***** Given information *****

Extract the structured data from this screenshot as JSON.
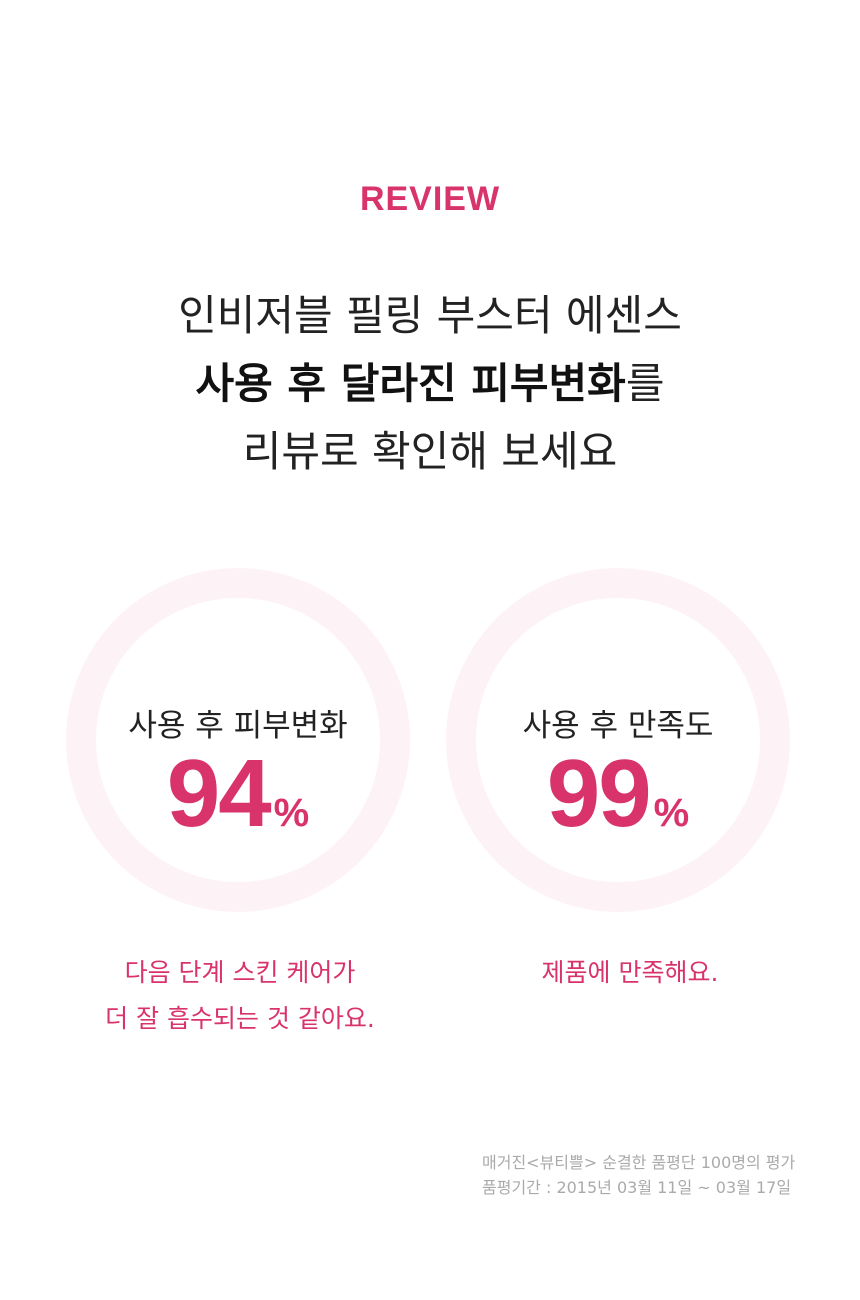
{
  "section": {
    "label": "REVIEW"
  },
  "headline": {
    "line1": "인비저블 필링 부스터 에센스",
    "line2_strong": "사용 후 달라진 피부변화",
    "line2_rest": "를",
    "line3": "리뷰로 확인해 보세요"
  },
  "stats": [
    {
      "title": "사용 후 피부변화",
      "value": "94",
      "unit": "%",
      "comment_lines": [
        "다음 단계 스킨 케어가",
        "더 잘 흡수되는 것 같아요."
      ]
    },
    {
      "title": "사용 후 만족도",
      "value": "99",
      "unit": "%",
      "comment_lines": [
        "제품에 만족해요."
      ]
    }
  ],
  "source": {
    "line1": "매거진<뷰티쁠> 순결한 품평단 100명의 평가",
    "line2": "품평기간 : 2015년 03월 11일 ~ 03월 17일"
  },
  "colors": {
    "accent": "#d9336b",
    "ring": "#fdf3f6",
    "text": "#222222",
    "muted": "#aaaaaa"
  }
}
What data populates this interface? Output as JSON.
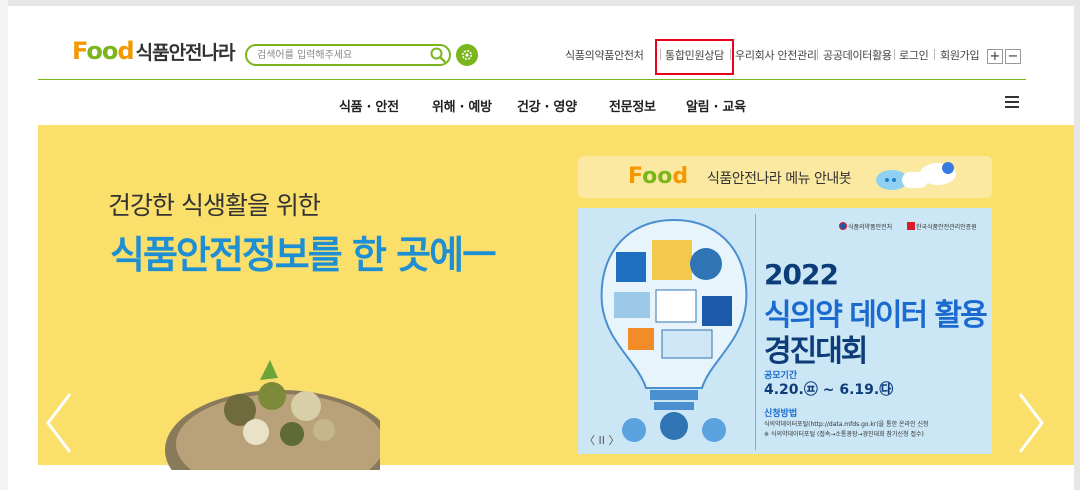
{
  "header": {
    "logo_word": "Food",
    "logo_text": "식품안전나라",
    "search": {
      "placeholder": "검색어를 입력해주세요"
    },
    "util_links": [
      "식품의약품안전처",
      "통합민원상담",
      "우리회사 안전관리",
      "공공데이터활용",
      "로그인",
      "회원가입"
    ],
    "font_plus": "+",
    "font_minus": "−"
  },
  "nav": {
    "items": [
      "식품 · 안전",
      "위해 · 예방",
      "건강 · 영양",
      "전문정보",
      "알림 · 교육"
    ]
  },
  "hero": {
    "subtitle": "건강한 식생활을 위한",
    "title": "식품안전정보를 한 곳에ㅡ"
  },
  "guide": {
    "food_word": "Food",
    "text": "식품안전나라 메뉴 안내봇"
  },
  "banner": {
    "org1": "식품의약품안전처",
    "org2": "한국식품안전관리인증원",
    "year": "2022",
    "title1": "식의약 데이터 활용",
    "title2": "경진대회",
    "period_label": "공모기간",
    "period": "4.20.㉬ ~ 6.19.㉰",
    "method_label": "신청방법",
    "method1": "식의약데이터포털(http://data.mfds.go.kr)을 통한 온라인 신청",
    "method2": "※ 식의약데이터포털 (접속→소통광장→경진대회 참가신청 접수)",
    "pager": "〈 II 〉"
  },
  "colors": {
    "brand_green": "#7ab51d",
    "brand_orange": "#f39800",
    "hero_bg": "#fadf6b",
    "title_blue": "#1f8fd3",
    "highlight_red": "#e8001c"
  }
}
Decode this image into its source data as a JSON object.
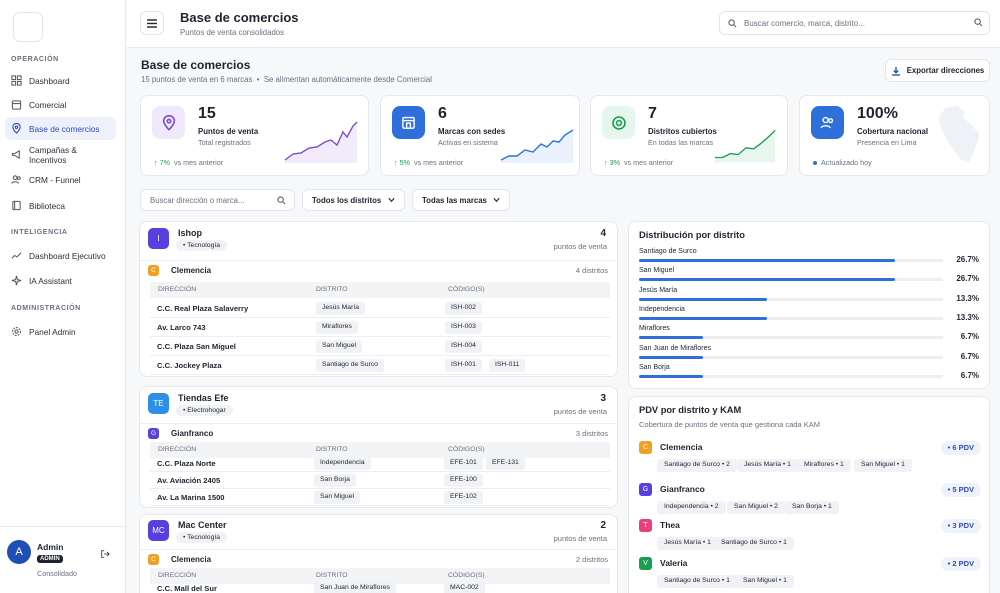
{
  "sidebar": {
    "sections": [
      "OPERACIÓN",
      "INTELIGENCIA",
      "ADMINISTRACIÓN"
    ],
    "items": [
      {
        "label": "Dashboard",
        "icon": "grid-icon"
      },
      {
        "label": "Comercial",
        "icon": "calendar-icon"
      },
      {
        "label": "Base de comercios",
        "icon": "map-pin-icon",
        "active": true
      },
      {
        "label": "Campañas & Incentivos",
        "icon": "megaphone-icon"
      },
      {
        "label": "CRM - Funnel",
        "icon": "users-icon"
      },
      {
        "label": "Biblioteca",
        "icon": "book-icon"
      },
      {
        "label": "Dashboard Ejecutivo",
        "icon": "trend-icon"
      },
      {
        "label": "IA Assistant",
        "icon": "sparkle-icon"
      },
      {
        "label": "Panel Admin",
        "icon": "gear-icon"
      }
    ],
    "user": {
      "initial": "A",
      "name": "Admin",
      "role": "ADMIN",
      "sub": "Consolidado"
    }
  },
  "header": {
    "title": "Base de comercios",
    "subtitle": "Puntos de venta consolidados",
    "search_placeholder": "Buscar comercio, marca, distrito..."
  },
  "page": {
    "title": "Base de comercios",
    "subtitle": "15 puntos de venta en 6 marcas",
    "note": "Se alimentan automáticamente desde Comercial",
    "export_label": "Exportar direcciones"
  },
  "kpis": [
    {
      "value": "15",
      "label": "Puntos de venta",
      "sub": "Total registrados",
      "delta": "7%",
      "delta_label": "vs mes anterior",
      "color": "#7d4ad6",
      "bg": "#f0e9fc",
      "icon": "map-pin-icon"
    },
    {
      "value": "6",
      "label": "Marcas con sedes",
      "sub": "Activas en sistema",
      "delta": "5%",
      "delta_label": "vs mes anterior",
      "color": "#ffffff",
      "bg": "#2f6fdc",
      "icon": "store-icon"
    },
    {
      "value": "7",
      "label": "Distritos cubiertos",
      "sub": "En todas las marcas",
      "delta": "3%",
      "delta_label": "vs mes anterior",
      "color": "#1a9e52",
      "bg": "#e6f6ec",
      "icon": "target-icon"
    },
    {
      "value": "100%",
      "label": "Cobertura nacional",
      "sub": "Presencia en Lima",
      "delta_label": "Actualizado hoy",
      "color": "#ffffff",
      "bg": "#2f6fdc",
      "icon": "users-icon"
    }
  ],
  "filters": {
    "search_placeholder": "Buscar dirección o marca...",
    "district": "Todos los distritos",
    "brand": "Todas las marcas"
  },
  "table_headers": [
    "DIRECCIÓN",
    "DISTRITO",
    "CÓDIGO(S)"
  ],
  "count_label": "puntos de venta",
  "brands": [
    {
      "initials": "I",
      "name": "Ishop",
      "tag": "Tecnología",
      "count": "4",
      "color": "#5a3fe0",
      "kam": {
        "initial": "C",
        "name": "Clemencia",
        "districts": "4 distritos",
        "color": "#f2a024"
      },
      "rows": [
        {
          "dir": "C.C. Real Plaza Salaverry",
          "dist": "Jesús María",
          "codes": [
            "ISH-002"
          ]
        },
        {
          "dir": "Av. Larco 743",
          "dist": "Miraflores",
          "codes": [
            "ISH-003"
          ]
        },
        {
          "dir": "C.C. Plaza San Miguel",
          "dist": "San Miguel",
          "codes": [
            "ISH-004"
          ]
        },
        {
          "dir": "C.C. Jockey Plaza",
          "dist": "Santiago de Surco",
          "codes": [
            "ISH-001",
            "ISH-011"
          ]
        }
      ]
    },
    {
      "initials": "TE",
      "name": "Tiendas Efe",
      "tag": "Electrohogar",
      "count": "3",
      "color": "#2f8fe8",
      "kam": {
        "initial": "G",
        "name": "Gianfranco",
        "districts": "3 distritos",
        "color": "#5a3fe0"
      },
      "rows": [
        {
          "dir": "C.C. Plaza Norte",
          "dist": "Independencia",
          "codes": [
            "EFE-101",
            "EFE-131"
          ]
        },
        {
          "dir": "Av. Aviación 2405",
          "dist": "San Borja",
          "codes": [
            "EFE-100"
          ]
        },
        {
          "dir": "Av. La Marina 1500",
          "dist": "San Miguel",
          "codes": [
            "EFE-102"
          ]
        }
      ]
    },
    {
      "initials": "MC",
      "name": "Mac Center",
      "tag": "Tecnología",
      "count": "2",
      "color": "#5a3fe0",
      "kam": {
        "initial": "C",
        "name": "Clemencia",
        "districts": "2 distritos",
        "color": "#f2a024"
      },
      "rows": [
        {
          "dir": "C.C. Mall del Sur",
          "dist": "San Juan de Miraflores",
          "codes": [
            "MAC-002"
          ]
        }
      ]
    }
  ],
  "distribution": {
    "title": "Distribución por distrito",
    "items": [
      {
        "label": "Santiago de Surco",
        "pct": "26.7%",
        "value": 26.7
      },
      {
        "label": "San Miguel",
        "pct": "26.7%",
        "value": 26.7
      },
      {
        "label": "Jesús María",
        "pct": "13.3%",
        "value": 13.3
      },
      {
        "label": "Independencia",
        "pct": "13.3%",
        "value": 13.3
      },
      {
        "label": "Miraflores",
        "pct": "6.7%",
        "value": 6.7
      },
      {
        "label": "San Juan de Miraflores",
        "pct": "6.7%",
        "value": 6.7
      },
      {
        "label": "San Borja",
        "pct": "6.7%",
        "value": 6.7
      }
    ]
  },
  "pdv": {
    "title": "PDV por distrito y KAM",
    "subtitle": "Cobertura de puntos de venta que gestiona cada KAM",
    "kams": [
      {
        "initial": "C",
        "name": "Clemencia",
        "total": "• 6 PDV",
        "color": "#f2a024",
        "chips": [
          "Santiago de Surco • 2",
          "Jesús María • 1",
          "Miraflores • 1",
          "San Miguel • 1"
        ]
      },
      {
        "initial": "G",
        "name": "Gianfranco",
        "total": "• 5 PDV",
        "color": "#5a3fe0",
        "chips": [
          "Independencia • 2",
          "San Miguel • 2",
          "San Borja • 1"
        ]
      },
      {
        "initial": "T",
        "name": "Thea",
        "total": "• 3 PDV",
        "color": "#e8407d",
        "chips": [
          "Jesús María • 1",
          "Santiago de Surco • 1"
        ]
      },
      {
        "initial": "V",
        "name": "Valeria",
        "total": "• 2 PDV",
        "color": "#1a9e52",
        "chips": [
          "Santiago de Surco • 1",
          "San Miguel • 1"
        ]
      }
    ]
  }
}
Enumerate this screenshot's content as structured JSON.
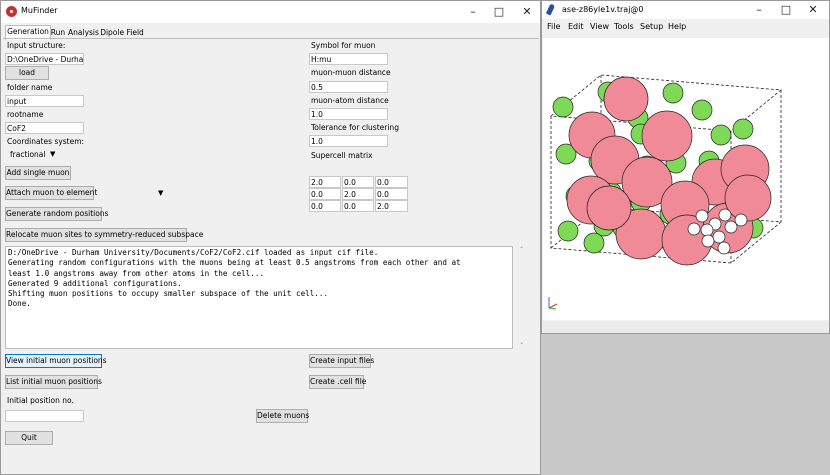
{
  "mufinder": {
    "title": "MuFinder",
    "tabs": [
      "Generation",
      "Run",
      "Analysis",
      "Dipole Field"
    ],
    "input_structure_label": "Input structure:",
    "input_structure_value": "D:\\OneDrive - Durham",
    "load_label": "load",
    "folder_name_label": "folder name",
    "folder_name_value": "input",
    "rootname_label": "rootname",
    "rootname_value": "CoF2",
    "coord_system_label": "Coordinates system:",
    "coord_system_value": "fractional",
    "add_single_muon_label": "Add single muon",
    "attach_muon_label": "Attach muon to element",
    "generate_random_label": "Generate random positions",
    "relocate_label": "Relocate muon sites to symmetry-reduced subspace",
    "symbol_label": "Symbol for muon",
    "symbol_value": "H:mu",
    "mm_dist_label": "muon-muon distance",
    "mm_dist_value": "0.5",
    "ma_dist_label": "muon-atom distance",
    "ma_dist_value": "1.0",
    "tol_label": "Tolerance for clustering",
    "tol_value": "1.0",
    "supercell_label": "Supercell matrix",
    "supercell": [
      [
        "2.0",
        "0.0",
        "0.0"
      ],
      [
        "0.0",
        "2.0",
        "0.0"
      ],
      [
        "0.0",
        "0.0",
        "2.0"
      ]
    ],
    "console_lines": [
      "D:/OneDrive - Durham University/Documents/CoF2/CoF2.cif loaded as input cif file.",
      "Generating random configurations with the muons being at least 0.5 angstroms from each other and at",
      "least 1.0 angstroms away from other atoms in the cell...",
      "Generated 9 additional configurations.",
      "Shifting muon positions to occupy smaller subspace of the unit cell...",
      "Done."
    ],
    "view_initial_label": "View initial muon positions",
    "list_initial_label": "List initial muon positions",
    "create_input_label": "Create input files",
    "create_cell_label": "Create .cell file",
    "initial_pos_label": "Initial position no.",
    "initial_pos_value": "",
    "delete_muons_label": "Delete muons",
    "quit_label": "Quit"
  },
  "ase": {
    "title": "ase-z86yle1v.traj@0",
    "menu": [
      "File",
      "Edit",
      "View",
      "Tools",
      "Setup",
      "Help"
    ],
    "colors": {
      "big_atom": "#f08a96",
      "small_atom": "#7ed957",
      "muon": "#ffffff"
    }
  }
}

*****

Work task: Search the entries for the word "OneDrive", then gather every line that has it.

Response box:
    "input_structure_value": "D:\\OneDrive - Durham",
      "D:/OneDrive - Durham University/Documents/CoF2/CoF2.cif loaded as input cif file.",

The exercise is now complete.